__Exercise prompt__: The lines to copy are those with "cropped" in them. Pull each one from the entries below.

__Supplied material__:
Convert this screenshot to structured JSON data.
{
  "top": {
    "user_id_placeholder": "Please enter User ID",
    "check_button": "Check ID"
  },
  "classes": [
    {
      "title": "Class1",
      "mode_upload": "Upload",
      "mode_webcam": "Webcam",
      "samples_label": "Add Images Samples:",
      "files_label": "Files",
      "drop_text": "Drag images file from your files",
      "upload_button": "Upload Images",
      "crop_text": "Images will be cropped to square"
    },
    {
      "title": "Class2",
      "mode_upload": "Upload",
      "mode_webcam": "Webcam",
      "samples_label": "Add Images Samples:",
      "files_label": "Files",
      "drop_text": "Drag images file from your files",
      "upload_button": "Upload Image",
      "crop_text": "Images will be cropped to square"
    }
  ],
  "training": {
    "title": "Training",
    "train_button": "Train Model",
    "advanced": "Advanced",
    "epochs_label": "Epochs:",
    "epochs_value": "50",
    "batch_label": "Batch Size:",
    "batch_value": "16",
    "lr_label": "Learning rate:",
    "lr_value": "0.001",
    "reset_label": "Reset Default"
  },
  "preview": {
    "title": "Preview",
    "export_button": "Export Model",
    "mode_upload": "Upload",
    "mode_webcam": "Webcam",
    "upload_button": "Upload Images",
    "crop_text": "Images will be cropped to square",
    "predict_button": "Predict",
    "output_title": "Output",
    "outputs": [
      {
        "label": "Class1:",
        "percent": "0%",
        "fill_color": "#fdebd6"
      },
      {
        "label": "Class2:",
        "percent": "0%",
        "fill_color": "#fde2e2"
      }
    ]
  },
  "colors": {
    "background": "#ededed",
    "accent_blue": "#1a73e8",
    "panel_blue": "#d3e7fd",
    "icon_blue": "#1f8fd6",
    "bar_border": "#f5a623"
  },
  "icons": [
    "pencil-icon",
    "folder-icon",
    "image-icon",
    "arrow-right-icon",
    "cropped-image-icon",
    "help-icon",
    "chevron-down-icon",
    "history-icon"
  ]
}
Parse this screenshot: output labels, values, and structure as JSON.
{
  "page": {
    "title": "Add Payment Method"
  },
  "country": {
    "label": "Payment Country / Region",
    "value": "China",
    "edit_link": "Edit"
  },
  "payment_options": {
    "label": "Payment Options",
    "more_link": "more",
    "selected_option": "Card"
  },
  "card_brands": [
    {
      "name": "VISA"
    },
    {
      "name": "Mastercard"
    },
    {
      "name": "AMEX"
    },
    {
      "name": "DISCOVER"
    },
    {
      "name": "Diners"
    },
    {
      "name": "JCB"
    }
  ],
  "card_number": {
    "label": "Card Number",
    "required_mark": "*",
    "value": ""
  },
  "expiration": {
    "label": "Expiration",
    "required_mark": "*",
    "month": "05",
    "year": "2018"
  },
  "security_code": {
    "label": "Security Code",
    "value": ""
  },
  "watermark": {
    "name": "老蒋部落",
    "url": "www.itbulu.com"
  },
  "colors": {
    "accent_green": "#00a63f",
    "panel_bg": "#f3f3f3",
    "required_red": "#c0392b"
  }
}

__Completed exercise__:
      "crop_text": "Images will be cropped to square"
      "crop_text": "Images will be cropped to square"
    "crop_text": "Images will be cropped to square",
    "cropped-image-icon",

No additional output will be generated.